Treasurer Poliquin responds to ethics complaint about private beach club

AUGUSTA, Maine — State Treasurer Bruce Poliquin has filed a response to the Maine Ethics Commission disputing charges that he failed to disclose his business dealings while running for and accepting his current position.

In the response, Poliquin said he fully complied with “the letter and spirit of the income disclosure requirements and that my sources of income in 2010 created no conflict of interest.”

Last month, a Portland lawmaker asked the state Attorney General’s Office to issue an opinion on whether Poliquin violated Maine’s Constitution by engaging in commerce while serving as treasurer.

The commerce in question is Poliquin’s role in the Popham Beach Club, a $2,000/year private club in Phippsburg that has angered some nearby residents. Poliquin recently applied for and was granted a business permit to expand the club and allow year-round catering functions there.

Article v, Part 3 § 3 of the Maine Constitution reads: “The treasurer shall not, during the treasurer’s continuance in office, engage in any business of trade or commerce, or as a broker, nor as an agent or factor for any merchant or trader.”

Rep. Mark Dion, a Democrat, lawyer and former Cumberland County Sheriff, said it’s important for Maine people to know whether or not Poliquin violated the constitution.

“I’m calling on the Attorney General to provide clarity on this matter in a timely manner,” he said in his letter.
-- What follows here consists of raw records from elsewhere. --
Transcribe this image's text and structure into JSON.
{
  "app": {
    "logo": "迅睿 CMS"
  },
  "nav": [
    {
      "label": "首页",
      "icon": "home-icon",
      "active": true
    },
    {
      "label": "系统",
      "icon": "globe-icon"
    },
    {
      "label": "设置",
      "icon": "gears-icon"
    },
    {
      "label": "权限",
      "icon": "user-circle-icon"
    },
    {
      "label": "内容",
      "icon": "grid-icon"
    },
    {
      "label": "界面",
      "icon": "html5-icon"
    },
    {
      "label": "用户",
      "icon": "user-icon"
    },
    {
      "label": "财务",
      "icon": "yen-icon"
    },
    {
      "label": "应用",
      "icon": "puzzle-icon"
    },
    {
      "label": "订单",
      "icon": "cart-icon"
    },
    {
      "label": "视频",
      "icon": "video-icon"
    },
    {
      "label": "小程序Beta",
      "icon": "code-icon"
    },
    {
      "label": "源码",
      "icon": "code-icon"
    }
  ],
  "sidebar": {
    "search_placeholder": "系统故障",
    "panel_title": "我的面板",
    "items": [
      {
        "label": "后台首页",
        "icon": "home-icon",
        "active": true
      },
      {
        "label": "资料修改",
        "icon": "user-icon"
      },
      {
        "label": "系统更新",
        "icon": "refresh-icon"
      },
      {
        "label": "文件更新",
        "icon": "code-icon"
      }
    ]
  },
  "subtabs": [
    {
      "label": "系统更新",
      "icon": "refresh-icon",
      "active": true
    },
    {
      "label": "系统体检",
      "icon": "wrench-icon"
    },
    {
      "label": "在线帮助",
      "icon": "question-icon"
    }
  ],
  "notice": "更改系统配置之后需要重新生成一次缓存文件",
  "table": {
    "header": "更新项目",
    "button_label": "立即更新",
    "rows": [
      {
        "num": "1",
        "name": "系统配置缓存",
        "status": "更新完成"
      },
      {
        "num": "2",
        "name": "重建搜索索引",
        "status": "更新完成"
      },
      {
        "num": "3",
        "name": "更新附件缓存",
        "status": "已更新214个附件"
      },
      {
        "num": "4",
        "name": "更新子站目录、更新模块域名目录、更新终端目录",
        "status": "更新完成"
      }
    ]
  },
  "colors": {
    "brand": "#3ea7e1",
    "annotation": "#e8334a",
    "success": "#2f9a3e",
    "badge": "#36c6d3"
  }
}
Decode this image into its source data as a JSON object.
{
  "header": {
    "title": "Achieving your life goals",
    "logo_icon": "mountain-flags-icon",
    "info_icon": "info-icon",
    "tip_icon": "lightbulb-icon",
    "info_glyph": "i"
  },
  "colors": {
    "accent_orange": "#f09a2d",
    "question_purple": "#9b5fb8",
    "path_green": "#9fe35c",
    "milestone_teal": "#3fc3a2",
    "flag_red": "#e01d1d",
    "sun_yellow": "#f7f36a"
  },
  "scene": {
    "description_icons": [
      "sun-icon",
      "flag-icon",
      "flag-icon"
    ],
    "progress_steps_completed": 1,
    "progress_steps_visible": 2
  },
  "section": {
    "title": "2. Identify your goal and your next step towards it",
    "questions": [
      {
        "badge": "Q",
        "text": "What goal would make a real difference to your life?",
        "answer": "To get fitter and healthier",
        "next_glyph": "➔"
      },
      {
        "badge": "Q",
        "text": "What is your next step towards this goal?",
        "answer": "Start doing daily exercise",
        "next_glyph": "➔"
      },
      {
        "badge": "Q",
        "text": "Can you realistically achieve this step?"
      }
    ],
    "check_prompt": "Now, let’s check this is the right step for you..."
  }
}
The Attorney General’s Office has not issued an opinion yet, but Dion’s letter also prompted the Maine Democratic Party to file an ethics complaint against Poliquin for failing to disclose his business dealings while running for and accepting the position of state treasurer.

In his response to the ethics complaint, Poliquin answered a number of questions and provided a wealth of details on his various business interests. He also acknowledged that he didn’t disclose all his income but included an amended financial disclosure form that he says should address any technical requirements and clear up any doubt.

Poliquin asked the Ethics Commission to drop the Democrats’ request for a penalty.

“This request is unwarranted and, quite clearly, politically motivated,” he wrote.

The Ethics Commission will rule on this at its Feb. 29 meeting.